Thu. Apr 18th, 2024


A lottery is a form of gambling where people pay money for a chance to win a prize. It has a long history, including several instances in the Bible and ancient Roman lotteries for municipal repairs and to distribute land and slaves. Modern state-sponsored lotteries are more like business enterprises. They have a monopoly status and advertise heavily to attract consumers. They develop a specific constituency of convenience store operators (who typically sell the tickets); lottery suppliers (heavy contributions to state political campaigns are often reported); teachers (in states where lotteries are earmarked for education) and state legislators (they quickly become accustomed to a steady flow of tax dollars).

Although making decisions and determining fates by the casting of lots has a long tradition, the use of the lottery for material gain is relatively recent. Its development in the West began with a series of town lotteries to raise funds for public works projects, such as paving streets and building fortifications. The first publicly offered lottery prize distribution was in 1466 at Bruges, Belgium.

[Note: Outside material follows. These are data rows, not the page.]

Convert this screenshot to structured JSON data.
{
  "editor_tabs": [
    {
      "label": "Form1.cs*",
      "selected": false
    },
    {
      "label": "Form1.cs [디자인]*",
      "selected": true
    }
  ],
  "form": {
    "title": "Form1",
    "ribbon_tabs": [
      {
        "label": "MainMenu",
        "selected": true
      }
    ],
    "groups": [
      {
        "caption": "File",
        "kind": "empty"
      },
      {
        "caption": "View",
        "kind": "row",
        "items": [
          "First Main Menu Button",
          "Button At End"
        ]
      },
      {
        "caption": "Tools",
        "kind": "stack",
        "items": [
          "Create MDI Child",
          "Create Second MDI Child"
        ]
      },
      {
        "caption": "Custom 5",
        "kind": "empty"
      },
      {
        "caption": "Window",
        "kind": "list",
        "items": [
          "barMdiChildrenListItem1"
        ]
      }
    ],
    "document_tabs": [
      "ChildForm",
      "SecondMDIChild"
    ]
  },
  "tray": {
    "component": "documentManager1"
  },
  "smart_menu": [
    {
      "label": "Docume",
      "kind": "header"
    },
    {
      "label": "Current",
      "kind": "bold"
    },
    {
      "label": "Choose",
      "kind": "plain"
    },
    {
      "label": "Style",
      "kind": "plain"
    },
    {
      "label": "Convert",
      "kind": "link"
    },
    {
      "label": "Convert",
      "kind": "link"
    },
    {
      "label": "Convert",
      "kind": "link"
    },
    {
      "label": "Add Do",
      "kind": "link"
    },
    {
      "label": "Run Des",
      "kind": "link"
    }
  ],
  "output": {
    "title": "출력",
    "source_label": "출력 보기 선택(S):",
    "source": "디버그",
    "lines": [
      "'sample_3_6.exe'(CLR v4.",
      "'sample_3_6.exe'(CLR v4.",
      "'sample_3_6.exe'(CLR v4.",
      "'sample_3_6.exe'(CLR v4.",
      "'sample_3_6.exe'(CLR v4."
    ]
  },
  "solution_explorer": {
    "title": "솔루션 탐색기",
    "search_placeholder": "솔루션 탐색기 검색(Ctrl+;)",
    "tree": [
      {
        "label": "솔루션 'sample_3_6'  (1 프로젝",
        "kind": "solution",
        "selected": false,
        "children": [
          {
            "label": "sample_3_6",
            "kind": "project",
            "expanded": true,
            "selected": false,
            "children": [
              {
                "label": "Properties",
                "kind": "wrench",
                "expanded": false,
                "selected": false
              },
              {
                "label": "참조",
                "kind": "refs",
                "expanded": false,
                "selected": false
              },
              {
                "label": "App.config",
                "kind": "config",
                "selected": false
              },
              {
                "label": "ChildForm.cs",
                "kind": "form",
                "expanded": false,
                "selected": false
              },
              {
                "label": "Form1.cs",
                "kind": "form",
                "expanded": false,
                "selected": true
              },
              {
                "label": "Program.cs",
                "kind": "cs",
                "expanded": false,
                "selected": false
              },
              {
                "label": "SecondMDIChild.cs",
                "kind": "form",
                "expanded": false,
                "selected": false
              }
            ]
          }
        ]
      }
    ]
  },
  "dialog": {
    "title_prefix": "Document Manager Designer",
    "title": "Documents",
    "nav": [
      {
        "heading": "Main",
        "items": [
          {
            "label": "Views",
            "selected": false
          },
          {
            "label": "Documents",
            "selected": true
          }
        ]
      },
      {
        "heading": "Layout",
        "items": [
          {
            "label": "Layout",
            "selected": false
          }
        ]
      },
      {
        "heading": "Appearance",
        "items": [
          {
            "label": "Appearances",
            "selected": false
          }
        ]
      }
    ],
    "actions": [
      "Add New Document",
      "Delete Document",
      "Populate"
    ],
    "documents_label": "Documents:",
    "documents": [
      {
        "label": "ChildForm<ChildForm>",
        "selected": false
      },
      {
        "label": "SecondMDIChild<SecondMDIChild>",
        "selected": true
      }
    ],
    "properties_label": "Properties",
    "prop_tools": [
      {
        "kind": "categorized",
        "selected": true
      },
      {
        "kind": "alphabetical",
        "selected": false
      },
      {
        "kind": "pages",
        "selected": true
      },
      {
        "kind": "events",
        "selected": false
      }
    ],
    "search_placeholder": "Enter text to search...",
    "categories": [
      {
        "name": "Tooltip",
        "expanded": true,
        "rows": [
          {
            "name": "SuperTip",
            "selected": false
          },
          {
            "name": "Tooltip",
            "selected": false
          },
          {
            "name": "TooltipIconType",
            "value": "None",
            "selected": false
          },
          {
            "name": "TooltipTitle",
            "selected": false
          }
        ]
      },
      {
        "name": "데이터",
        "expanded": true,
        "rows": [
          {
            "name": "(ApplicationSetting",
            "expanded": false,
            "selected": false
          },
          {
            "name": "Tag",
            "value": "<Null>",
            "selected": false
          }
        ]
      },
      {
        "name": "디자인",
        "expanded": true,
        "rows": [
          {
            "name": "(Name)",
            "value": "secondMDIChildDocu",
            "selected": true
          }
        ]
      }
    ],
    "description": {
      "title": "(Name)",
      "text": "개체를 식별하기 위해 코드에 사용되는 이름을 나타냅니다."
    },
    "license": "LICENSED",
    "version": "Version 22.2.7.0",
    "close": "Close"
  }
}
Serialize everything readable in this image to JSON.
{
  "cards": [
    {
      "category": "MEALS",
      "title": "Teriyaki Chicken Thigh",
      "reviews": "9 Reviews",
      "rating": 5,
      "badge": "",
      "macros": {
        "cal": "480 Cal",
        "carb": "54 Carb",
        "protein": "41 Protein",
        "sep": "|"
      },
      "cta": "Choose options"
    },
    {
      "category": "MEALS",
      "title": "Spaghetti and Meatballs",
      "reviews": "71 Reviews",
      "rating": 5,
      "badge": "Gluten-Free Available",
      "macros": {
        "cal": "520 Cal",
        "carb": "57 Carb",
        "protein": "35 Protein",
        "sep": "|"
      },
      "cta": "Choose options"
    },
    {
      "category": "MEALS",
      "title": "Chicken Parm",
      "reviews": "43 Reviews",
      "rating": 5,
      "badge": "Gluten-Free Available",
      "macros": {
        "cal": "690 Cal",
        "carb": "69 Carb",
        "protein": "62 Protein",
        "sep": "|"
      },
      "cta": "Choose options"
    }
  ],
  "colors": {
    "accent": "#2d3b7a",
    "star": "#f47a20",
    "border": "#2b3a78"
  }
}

The modern lottery is a complex enterprise with many moving parts. It has a legal monopoly status; a public agency or corporation to run the games; a number of different game formats and frequencies, and a centralized computer system that records and processes ticket sales and results. The game is a major source of revenue for states and the federal government, but it can also cause substantial social problems.